Editor’s Note: Over the next few months, longtime KSV friend and collaborator Jeffrey Hollender will be lending his voice and perspective to our blog. He’ll share his positions and musings on corporate responsibility, sustainability and social equity.
TOMS Shoes has taken no shortage of heat for the lack of sustainability of its business model.
As Cheryl Davenport writes in her Fast Company story, “The Toms buy-one-give-one model does not actually solve a social problem. An increasing number of foreign aid practitioners and agencies are recognizing that charitable gifts from abroad can distort developing markets and undermine local businesses by creating an entirely unsustainable aid-based economy. By undercutting local prices, Western donations often hurt the farmers, workers, traders, and sellers whose success is critical to lifting entire communities out of poverty. That means every free shoe donated actually works against the long-term development goals of the communities we are trying to help.”
And that’s only one of the problems with the “buy-one-give-one-free” business model.
There is a company —in Africa—that makes footwear the right way. Oliberté believes that with the right local partners, each country within Africa has the means to grow and support its own people. Oliberté partners with factories, suppliers, farmers and workers to produce premium footwear in Africa, but they do more than that. They create fair jobs, with the goal of contributing to the development of a thriving middle class.
One of Oliberté’s goals is to build a world-class footwear brand that can create thousands of jobs and encourages manufacturers from other industries to work in Africa. Currently, Oliberté operates in Ethiopia, Liberia and Kenya with the goal of expanding to Cameroon, Congo, Uganda and Zambia in the coming years.
When Oliberté made the decision to work in Africa, they knew they would face numerous challenges, so they made sure to maintain their focus on ethical practices and they carefully select each of their partner factories based on what they call the “play fair” factor.

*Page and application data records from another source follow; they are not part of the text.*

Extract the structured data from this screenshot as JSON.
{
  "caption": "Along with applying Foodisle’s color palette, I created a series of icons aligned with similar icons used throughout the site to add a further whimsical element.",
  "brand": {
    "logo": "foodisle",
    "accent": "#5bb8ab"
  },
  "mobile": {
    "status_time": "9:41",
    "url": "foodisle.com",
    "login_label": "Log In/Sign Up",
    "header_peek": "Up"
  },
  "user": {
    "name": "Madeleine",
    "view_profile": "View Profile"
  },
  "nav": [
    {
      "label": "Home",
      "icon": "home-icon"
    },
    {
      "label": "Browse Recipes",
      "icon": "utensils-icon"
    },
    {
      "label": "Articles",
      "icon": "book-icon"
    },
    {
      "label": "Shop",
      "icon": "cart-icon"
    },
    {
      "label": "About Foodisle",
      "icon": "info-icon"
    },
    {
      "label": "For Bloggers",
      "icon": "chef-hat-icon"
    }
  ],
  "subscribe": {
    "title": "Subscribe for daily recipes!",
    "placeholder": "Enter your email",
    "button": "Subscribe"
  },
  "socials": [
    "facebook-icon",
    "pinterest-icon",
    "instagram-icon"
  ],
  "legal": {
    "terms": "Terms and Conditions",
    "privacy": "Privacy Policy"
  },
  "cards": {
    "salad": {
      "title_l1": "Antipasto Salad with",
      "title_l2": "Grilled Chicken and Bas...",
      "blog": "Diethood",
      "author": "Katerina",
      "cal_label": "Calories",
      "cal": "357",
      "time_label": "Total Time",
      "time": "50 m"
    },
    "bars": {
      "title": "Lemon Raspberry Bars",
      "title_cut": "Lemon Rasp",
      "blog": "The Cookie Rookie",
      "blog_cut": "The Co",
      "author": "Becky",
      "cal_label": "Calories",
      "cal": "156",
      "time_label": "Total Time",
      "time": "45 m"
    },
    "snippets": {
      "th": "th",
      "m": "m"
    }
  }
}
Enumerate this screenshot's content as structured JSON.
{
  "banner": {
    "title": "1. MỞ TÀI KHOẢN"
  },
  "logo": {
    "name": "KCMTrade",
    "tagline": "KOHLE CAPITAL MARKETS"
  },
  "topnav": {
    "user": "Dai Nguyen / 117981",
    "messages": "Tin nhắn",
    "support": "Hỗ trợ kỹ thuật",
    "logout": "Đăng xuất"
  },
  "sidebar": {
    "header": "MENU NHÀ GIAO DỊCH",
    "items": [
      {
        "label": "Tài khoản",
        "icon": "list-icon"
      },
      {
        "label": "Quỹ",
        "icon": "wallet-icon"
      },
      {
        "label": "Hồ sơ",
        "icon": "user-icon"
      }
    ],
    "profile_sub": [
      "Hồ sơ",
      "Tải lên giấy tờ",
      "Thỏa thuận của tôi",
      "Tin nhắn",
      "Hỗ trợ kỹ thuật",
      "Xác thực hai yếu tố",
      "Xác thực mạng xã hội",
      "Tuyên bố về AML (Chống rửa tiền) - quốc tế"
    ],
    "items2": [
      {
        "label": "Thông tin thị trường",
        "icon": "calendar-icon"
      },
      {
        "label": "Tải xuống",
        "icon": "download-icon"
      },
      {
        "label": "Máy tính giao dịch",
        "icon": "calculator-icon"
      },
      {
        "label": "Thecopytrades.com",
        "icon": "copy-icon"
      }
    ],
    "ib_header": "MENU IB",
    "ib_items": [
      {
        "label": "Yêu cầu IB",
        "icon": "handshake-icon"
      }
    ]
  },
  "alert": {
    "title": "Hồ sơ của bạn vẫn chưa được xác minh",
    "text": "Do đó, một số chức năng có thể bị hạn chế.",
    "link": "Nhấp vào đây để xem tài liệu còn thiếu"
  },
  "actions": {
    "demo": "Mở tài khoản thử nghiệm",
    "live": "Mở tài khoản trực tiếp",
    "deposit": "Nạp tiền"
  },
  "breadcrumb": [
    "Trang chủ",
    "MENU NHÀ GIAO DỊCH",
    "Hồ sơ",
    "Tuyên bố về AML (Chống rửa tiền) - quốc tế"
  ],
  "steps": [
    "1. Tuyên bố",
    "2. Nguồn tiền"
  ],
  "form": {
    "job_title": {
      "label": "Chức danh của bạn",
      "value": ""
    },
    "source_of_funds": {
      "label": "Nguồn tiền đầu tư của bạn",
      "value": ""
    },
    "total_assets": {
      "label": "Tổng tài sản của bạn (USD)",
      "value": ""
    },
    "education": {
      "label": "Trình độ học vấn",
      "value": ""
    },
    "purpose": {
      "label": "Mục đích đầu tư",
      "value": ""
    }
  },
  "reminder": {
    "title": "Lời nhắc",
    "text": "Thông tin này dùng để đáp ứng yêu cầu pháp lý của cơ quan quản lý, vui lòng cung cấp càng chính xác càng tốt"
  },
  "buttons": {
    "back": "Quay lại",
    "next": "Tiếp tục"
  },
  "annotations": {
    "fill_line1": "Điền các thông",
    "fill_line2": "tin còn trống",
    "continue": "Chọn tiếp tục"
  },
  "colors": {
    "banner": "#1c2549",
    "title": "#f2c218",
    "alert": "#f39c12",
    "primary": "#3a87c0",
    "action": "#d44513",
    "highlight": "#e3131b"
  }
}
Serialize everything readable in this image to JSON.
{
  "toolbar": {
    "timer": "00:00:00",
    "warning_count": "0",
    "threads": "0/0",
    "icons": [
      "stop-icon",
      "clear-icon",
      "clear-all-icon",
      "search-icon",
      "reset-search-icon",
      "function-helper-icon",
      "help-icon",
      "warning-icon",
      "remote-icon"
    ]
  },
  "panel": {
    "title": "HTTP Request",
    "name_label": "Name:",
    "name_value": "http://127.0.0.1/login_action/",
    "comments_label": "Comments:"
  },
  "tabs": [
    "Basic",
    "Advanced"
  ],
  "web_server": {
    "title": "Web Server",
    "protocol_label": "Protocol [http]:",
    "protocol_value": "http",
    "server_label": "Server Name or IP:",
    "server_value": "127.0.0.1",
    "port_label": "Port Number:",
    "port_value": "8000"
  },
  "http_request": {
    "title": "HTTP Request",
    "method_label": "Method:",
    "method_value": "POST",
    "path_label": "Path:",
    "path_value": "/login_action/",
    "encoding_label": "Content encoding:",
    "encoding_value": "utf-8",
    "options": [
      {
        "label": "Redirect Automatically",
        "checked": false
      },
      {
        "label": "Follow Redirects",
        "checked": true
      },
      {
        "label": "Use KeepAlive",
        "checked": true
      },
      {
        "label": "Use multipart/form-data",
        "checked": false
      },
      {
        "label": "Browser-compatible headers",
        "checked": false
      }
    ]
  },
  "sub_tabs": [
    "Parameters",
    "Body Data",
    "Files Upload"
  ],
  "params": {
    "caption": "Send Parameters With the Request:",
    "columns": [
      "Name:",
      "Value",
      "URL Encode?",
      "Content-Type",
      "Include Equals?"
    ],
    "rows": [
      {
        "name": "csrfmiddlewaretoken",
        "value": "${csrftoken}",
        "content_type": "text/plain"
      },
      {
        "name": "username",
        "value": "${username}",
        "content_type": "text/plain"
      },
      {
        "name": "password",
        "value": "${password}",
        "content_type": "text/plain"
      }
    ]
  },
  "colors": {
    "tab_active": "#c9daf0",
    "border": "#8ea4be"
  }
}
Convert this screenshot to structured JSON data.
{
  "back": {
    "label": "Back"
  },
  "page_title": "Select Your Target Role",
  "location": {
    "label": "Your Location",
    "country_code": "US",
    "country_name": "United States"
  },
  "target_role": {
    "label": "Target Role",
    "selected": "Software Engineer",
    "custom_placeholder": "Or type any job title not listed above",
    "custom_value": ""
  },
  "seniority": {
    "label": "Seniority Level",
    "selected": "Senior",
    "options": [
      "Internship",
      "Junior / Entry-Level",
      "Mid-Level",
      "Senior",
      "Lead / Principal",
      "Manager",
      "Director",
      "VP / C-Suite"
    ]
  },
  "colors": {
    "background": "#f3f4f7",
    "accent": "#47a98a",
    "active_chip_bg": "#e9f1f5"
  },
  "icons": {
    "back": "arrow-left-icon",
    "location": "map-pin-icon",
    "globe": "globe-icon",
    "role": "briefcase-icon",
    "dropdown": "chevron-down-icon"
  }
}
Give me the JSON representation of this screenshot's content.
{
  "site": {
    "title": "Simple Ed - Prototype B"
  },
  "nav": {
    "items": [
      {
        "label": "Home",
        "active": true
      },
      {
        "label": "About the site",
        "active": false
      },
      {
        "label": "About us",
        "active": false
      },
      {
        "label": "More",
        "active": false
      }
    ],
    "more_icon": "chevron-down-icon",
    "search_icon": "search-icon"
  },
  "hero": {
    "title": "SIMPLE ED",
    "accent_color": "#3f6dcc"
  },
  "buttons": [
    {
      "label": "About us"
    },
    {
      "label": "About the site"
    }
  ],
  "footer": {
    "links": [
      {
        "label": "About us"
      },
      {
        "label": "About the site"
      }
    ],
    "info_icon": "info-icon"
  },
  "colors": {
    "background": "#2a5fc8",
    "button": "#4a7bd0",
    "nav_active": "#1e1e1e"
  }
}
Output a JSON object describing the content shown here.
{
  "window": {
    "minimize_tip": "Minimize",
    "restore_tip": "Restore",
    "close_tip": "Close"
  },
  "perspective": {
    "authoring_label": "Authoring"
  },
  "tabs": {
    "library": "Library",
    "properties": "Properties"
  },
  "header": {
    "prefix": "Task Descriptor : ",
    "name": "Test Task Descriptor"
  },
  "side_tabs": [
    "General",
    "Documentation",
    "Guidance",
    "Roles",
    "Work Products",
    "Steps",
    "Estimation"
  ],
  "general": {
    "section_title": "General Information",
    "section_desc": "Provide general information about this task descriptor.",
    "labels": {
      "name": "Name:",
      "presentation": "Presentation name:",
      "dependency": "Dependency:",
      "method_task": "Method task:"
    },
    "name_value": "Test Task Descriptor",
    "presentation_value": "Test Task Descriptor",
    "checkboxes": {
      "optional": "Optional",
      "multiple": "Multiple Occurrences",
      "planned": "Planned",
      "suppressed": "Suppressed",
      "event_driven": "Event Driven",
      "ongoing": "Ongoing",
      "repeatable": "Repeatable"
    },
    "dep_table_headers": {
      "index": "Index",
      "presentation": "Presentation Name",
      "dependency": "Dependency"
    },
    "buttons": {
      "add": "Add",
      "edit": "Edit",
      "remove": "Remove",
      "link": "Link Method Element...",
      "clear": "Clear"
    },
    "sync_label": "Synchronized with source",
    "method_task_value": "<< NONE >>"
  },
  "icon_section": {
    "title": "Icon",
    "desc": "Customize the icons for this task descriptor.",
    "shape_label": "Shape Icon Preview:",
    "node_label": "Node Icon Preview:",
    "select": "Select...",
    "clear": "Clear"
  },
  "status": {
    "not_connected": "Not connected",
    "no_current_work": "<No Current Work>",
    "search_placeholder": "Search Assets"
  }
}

They monitor factories to ensure that they comply with Oliberté’s standards. At all factories, women comprise approximately 50 percent of the workforce, including junior and senior administrative positions. All partner factories must exceed local labor standards, and workers are provided current benefits like subsidized or free lunches and tea breaks; and women are provided job security with maternity leave.
Check out what they’re up to here.